Just about every business owner—whether they know it or not—has created some form of intellectual property (IP) during the life of their company.
IP is an extremely important part of your business. Indeed, valuation experts estimate that IP makes up 40% to 90% of the total value of some companies.
When it comes to IP protection, patents protect inventions and trademarks protect brand names, while copyrights protect a wide range of original creative output, including literary, musical, dramatic, and artistic works, among others.
For instance, if you’re the original creator, all elements of your website—written content, photos, graphics, audio, and video—are eligible for copyright protection. But if you’re not the original creator of these elements and don’t have the correct legal agreements in place, you may not own the work displayed on your company’s website. In an upcoming article, we’ll look into this topic more deeply, explaining how you can protect work created for you by someone else using work-for-hire clauses.
All of this makes copyrights among the most vital and valuable forms of IP. If you’re serious about enforcing your ownership (and you most definitely should be), you need to register your work through the U.S. Copyright Office.
That said, you do not have to formally register to own a copyright—the original authorship of the material is enough. In fact, any work created since 1978 is protected for the owner’s lifetime plus 70 additional years.
But if you’re using the work as part of your business, and you want to ensure you are able to protect your ownership, you absolutely should register your creations. This will provide you with much more leverage to enforce ownership, up to and including filing a lawsuit against an infringer.
And you’ll want to register promptly, as “timely registration,” or registering within three months of publication, makes it far easier to prevent infringers from stealing you work.
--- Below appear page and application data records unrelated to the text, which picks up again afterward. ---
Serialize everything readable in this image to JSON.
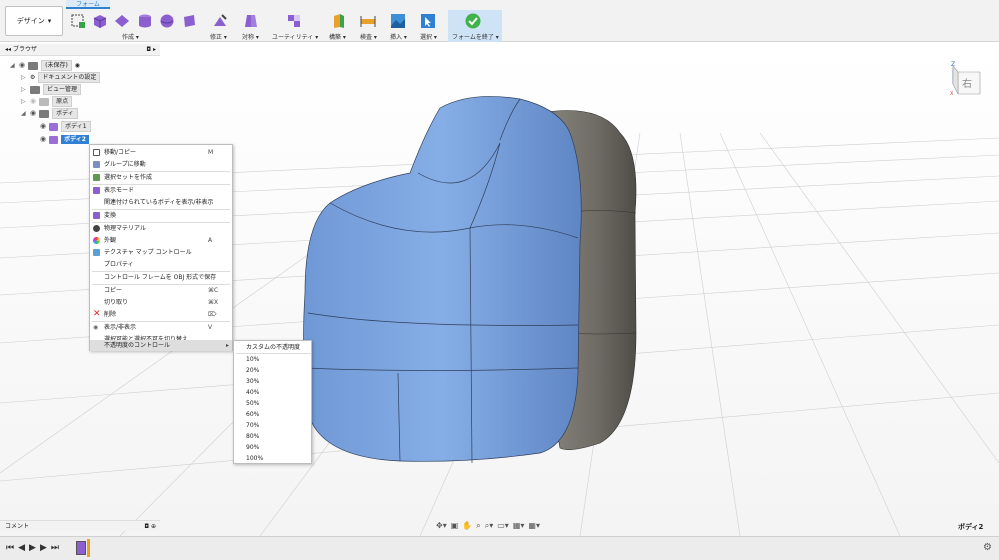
{
  "toolbar": {
    "design_label": "デザイン",
    "tab_label": "フォーム",
    "groups": [
      "作成",
      "修正",
      "対称",
      "ユーティリティ",
      "構築",
      "検査",
      "挿入",
      "選択",
      "フォームを終了"
    ]
  },
  "browser": {
    "title": "ブラウザ",
    "root_label": "(未保存)",
    "items": [
      "ドキュメントの設定",
      "ビュー管理",
      "原点",
      "ボディ",
      "ボディ1",
      "ボディ2"
    ]
  },
  "context_menu": {
    "items": [
      {
        "label": "移動/コピー",
        "shortcut": "M"
      },
      {
        "label": "グループに移動",
        "shortcut": ""
      },
      {
        "label": "選択セットを作成",
        "shortcut": ""
      },
      {
        "label": "表示モード",
        "shortcut": ""
      },
      {
        "label": "関連付けられているボディを表示/非表示",
        "shortcut": ""
      },
      {
        "label": "変換",
        "shortcut": ""
      },
      {
        "label": "物理マテリアル",
        "shortcut": ""
      },
      {
        "label": "外観",
        "shortcut": "A"
      },
      {
        "label": "テクスチャ マップ コントロール",
        "shortcut": ""
      },
      {
        "label": "プロパティ",
        "shortcut": ""
      },
      {
        "label": "コントロール フレームを OBJ 形式で保存",
        "shortcut": ""
      },
      {
        "label": "コピー",
        "shortcut": "⌘C"
      },
      {
        "label": "切り取り",
        "shortcut": "⌘X"
      },
      {
        "label": "削除",
        "shortcut": "⌦"
      },
      {
        "label": "表示/非表示",
        "shortcut": "V"
      },
      {
        "label": "選択可能と選択不可を切り替え",
        "shortcut": ""
      },
      {
        "label": "不透明度のコントロール",
        "shortcut": ""
      }
    ]
  },
  "opacity_submenu": [
    "カスタムの不透明度",
    "10%",
    "20%",
    "30%",
    "40%",
    "50%",
    "60%",
    "70%",
    "80%",
    "90%",
    "100%"
  ],
  "viewcube": {
    "face": "右",
    "axis_z": "Z",
    "axis_x": "X"
  },
  "comments": {
    "title": "コメント"
  },
  "status": {
    "selection": "ボディ2"
  },
  "colors": {
    "accent": "#2f80d1",
    "body_blue": "#7ea6e0",
    "body_gray": "#6e6b64"
  }
}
With timely registration, there’s a legal presumption that your copyright is valid, and you can potentially recover up to $150,000, including legal fees, without having to prove actual monetary harm. But you don’t even have to sue an infringer to get them to stop—copyright registration also allows you to file for injunctions and restraining orders against violators to prevent further use.
A copyright notice, or the symbol ©, and is used to identify copyright ownership in tangible works. Although using the symbol used to be required for enforcement, the law changed in 1989, making its use optional.
To properly identify your copyright, you should use the © as well as list the original publication date and name of the owner.
An example of a properly listed copyright: © 2018 Jane Doe.
If you need any guidance regarding copyright use or help navigating any area of intellectual property law, contact Thrive LawTM. We have years of experience working with business owners just like you to help them properly protect—and profit from—all of their creative assets. We’re here to help!
This article is an educational service of Thrive LawTM, a business law boutique. It does not constitute legal or tax advice or imply an attorney-client or accountant-client relationship. At Thrive Law, we offer a full spectrum of legal services for businesses and are equipped to help you make the wisest choices about your business dealings while you’re alive and well or in the event of your incapacity or death. We also offer a Healthy Business & Creative Checkup for ongoing ventures, as well as outsourced company counsel plans for businesses who need a legal team on speed dial. Contact us today to schedule: 727.300.1990 or email@example.com. We cannot wait to meet you!